According to the United States Census Bureau, the CDP has a total area of 8.2 square miles (21.2 km2), of which 8.1 square miles (21.1 km2) is land and 0.039 square miles (0.1 km2), or 0.30%, is water.
From 1952 to 1962, the Many Farms community was the location of two major medical experiments led by Walsh McDermott. The goal of the first experiment was to test the efficacy of the drug isoniazid as a treatment for tuberculosis, which was then widespread and largely fatal among the Navajo despite the availability of TB medication elsewhere in the country. McDermott chose the reservation because he needed a population that had not been previously exposed to streptomycin, then the most advanced treatment for TB. While McDermott's initial TB experiment was a success, his second experiment, in which he attempted a more broad-based healthcare intervention, failed to meaningfully reduce disease morbidity and mortality among the Navajo due to conflicts with the Indian Health Service, as well as the experiment's inability to address poverty, which was the underlying cause of most disease.

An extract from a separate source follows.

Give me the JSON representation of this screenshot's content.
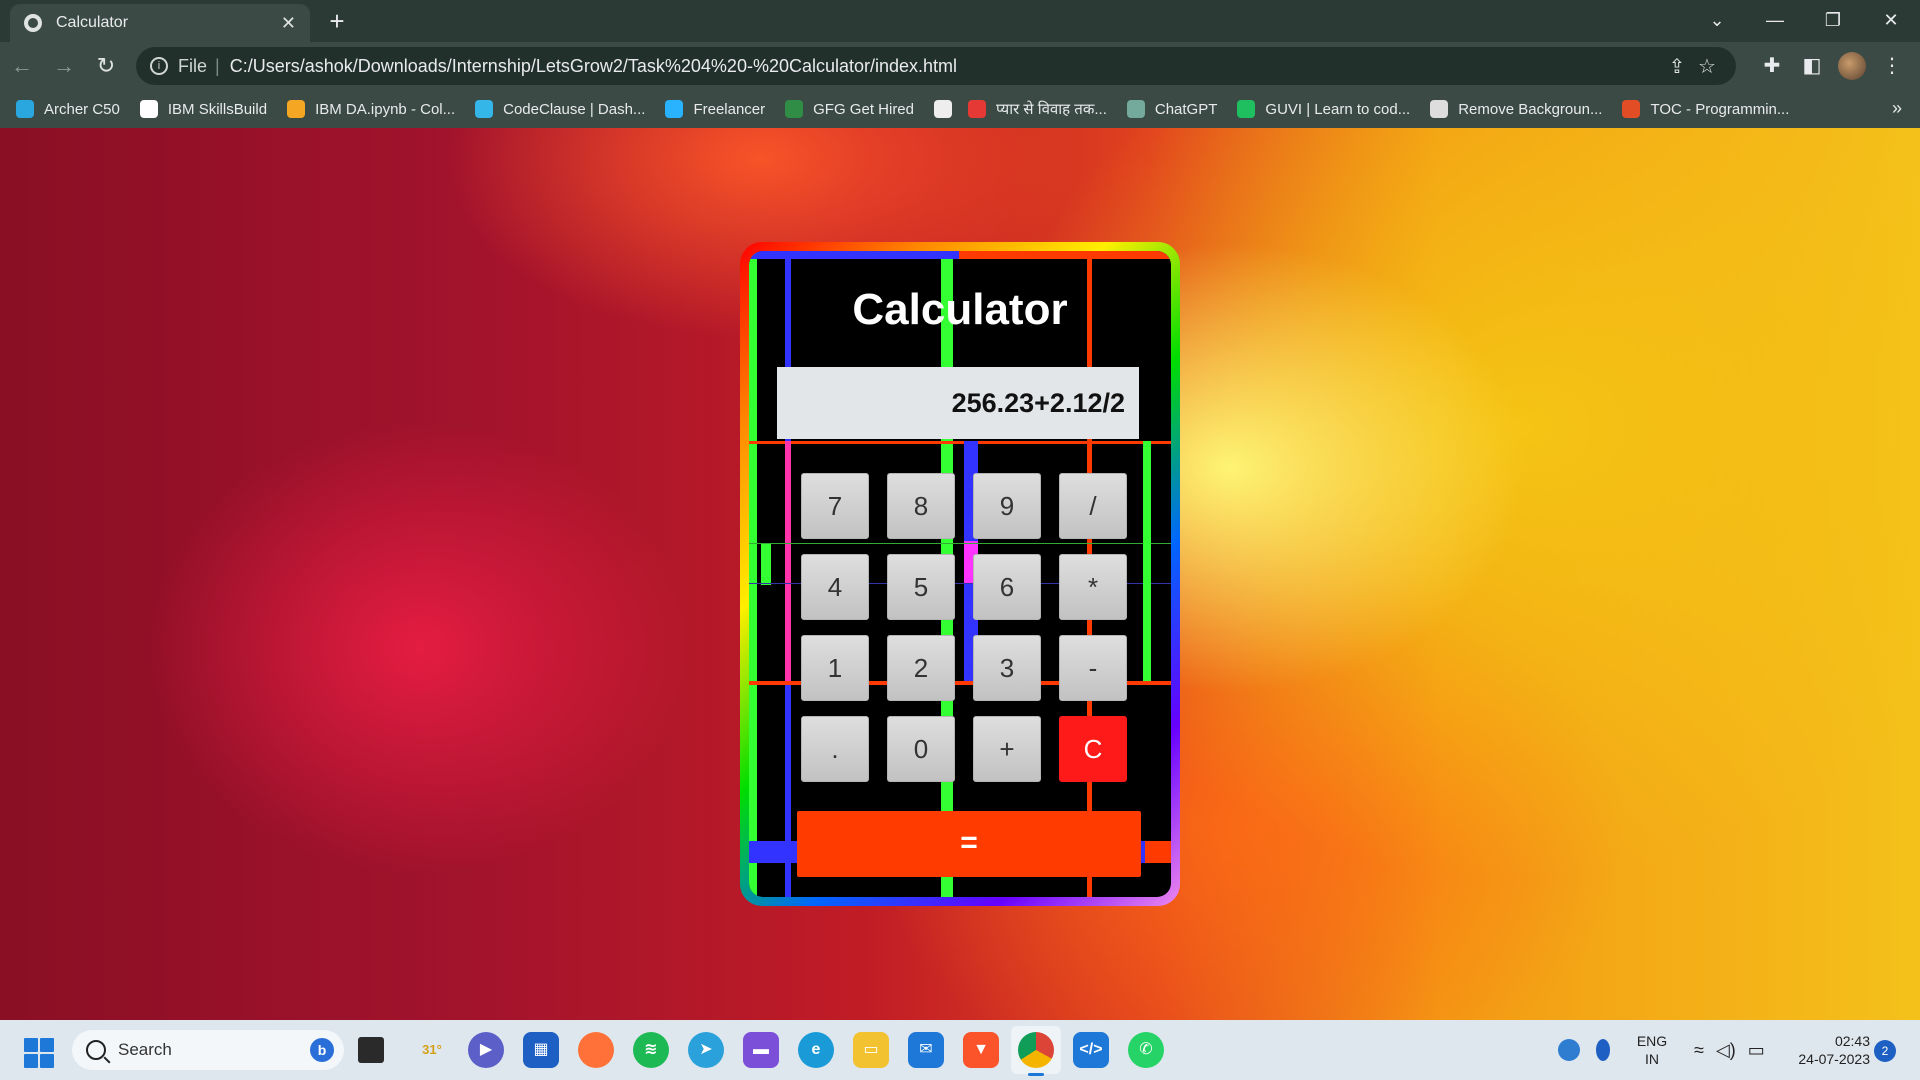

As of the census of 2000, there were 1,548 people, 433 households, and 313 families residing in the CDP. The population density was 188.2 people per square mile (72.7/km²). There were 606 housing units at an average density of 73.7/sq mi (28.5/km²). The racial makeup of the CDP was 88.37% Native American, 7.82% White, 0.32% Black or African American, 0.13% Asian, 0.32% from other races, and 3.04% from two or more races. 2.07% of the population were Hispanic or Latino of any race.